This discussion is locked.
You cannot post a reply to this discussion. If you have a question start a new discussion

Flu lamp ballast

I was wondering why is it that some of the LED flu lamp replacement tubes say to leave the choke in circuit I don't see what good it does apart from dropping a few volts   also I would think the little voltage Spike at switch off wouldn't be helpful either

  • I guess its easier/cheaper .... maybe a selling point as don't have to modify the fitting?

    Its also going to be wasting power. The ballast will still have resistance (as well as alot of reactance) so there will be an I2R power loss. Only a few watts but its still makes the whole fitting less efficient.

  • There is a safety reason for doing so. If someone mistakenly puts a standard tube in the fitting, and the tube struck, it would then explode due to the current flow. If the choke is left in circuit, it will limit the current and the worst it can do is stay illuminated. 
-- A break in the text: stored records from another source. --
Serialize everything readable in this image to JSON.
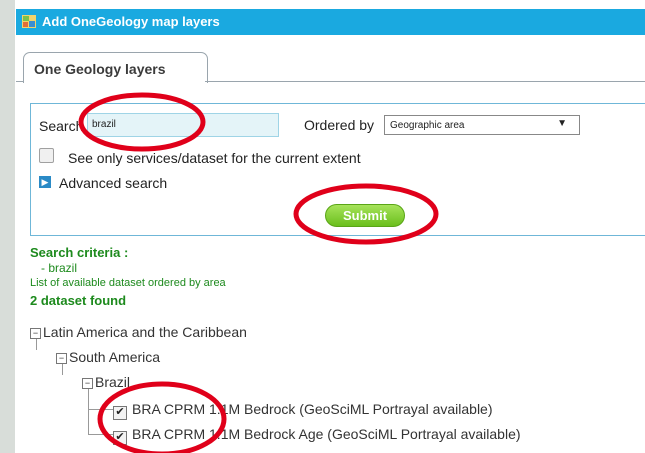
{
  "window": {
    "title": "Add OneGeology map layers"
  },
  "tabs": [
    {
      "label": "One Geology layers"
    }
  ],
  "search": {
    "label": "Search",
    "value": "brazil",
    "ordered_by_label": "Ordered by",
    "ordered_by_value": "Geographic area",
    "extent_checkbox_label": "See only services/dataset for the current extent",
    "extent_checked": false,
    "advanced_label": "Advanced search",
    "submit_label": "Submit"
  },
  "results": {
    "criteria_title": "Search criteria :",
    "criteria_item": "- brazil",
    "list_label": "List of available dataset ordered by area",
    "count_label": "2 dataset found"
  },
  "tree": {
    "level1": "Latin America and the Caribbean",
    "level2": "South America",
    "level3": "Brazil",
    "leaves": [
      {
        "label": "BRA CPRM 1:1M Bedrock (GeoSciML Portrayal available)",
        "checked": true
      },
      {
        "label": "BRA CPRM 1:1M Bedrock Age (GeoSciML Portrayal available)",
        "checked": true
      }
    ]
  },
  "icons": {
    "title_icon": "map-layers-icon",
    "advanced_icon": "expand-arrow-icon",
    "select_icon": "dropdown-arrow-icon",
    "tree_toggle": "collapse-minus-icon"
  },
  "colors": {
    "titlebar": "#1aa9e0",
    "accent_green": "#1d8a1d",
    "submit_green": "#6bbf1d",
    "annotation_red": "#e0001a"
  }
}
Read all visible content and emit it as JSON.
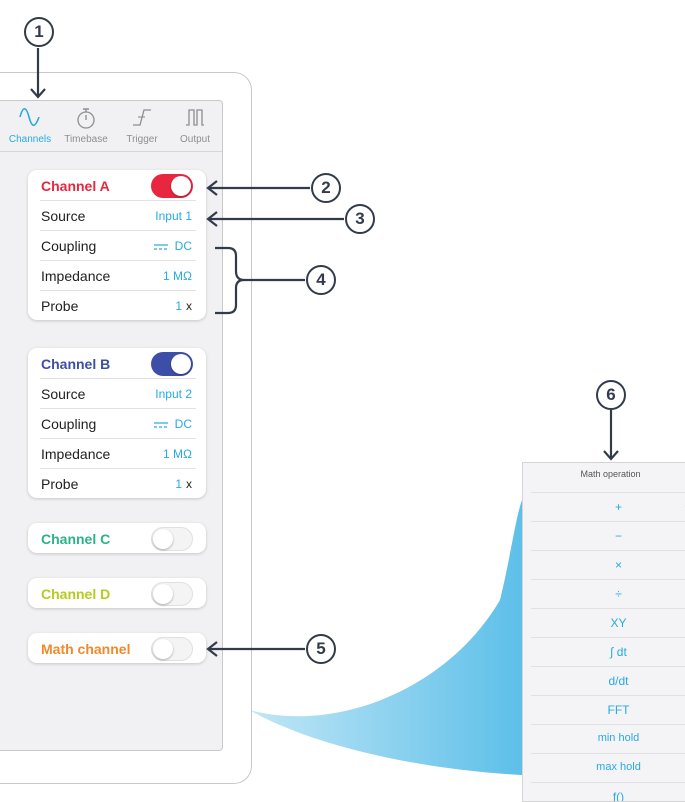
{
  "callouts": [
    "1",
    "2",
    "3",
    "4",
    "5",
    "6"
  ],
  "tabs": [
    {
      "label": "Channels",
      "icon": "sine-wave-icon",
      "active": true
    },
    {
      "label": "Timebase",
      "icon": "stopwatch-icon",
      "active": false
    },
    {
      "label": "Trigger",
      "icon": "trigger-edge-icon",
      "active": false
    },
    {
      "label": "Output",
      "icon": "square-wave-icon",
      "active": false
    }
  ],
  "channel_a": {
    "title": "Channel A",
    "color": "#e8263f",
    "enabled": true,
    "source_label": "Source",
    "source_value": "Input 1",
    "coupling_label": "Coupling",
    "coupling_value": "DC",
    "impedance_label": "Impedance",
    "impedance_value": "1 MΩ",
    "probe_label": "Probe",
    "probe_value": "1",
    "probe_unit": "x"
  },
  "channel_b": {
    "title": "Channel B",
    "color": "#3d4ea8",
    "enabled": true,
    "source_label": "Source",
    "source_value": "Input 2",
    "coupling_label": "Coupling",
    "coupling_value": "DC",
    "impedance_label": "Impedance",
    "impedance_value": "1 MΩ",
    "probe_label": "Probe",
    "probe_value": "1",
    "probe_unit": "x"
  },
  "channel_c": {
    "title": "Channel C",
    "color": "#2bb28a",
    "enabled": false
  },
  "channel_d": {
    "title": "Channel D",
    "color": "#b5cc1c",
    "enabled": false
  },
  "math_channel": {
    "title": "Math channel",
    "color": "#f0892a",
    "enabled": false
  },
  "math_panel": {
    "title": "Math operation",
    "options": [
      "+",
      "−",
      "×",
      "÷",
      "XY",
      "∫ dt",
      "d/dt",
      "FFT",
      "min hold",
      "max hold",
      "f()"
    ],
    "selected": "+"
  },
  "accent": "#27aae1"
}
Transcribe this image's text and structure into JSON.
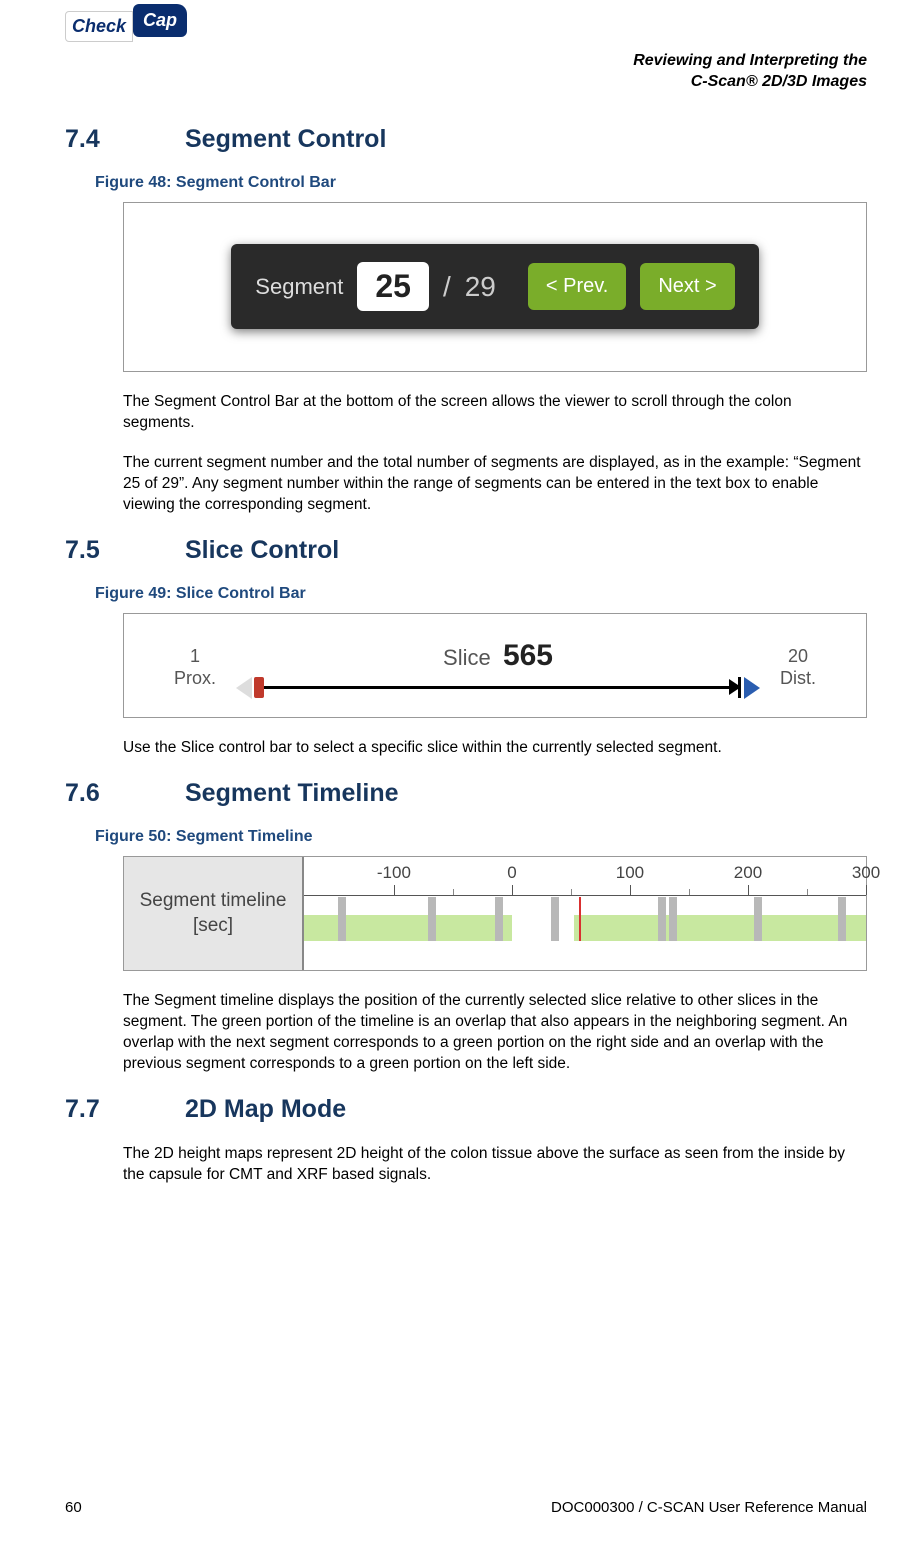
{
  "logo": {
    "part1": "Check",
    "part2": "Cap"
  },
  "header": {
    "line1": "Reviewing and Interpreting the",
    "line2": "C-Scan® 2D/3D Images"
  },
  "sections": {
    "s74": {
      "num": "7.4",
      "title": "Segment Control"
    },
    "s75": {
      "num": "7.5",
      "title": "Slice Control"
    },
    "s76": {
      "num": "7.6",
      "title": "Segment Timeline"
    },
    "s77": {
      "num": "7.7",
      "title": "2D Map Mode"
    }
  },
  "figures": {
    "f48": "Figure 48: Segment Control Bar",
    "f49": "Figure 49: Slice Control Bar",
    "f50": "Figure 50: Segment Timeline"
  },
  "segbar": {
    "label": "Segment",
    "current": "25",
    "slash": "/",
    "total": "29",
    "prev": "< Prev.",
    "next": "Next >"
  },
  "slicebar": {
    "left_num": "1",
    "left_label": "Prox.",
    "title_prefix": "Slice",
    "value": "565",
    "right_num": "20",
    "right_label": "Dist."
  },
  "timeline": {
    "label_l1": "Segment timeline",
    "label_l2": "[sec]",
    "ticks": [
      "-100",
      "0",
      "100",
      "200",
      "300"
    ]
  },
  "paras": {
    "p1": "The Segment Control Bar at the bottom of the screen allows the viewer to scroll through the colon segments.",
    "p2": "The current segment number and the total number of segments are displayed, as in the example: “Segment 25 of 29”. Any segment number within the range of segments can be entered in the text box to enable viewing the corresponding segment.",
    "p3": "Use the Slice control bar to select a specific slice within the currently selected segment.",
    "p4": "The Segment timeline displays the position of the currently selected slice relative to other slices in the segment. The green portion of the timeline is an overlap that also appears in the neighboring segment. An overlap with the next segment corresponds to a green portion on the right side and an overlap with the previous segment corresponds to a green portion on the left side.",
    "p5": "The 2D height maps represent 2D height of the colon tissue above the surface as seen from the inside by the capsule for CMT and XRF based signals."
  },
  "footer": {
    "page": "60",
    "doc": "DOC000300 / C-SCAN User Reference Manual"
  }
}
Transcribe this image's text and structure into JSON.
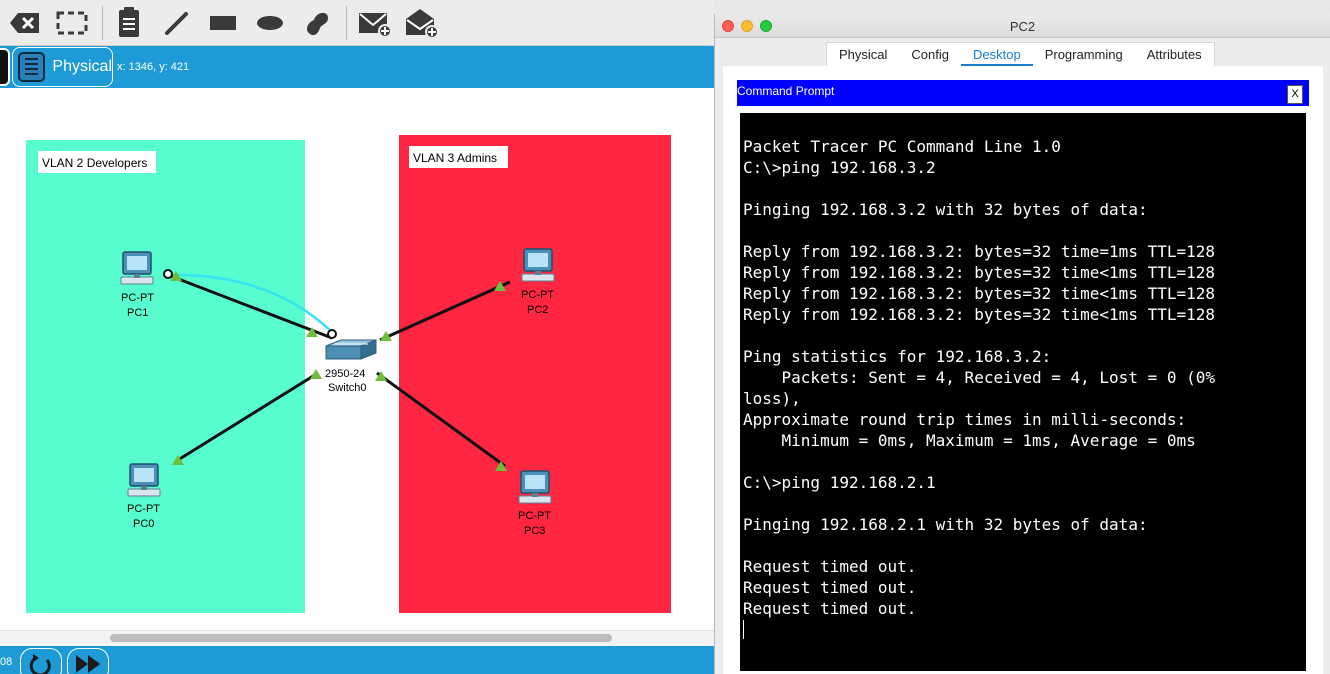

  • Thankyou for your replys I'm familiar with the way a normal flu lamp works and what the choke does. I've always had an interest in lighting. I think I can say to the person who asked me about chokes in LED conversions that it makes no difference in also I will point out the safety I p,ications if a real tube is put back in with no choke. Myshack/workshop is lit by 2x36 watt magnetic ballast tubes plus one HF ballast tube wattage unknown  I've noticed in this cold weather the mag ballast ones flicker when very cold but the HF one although at the same temperature just appears dim with a noticeably dimmer patch about a third of the way along. I'm not concerned about it its just an observation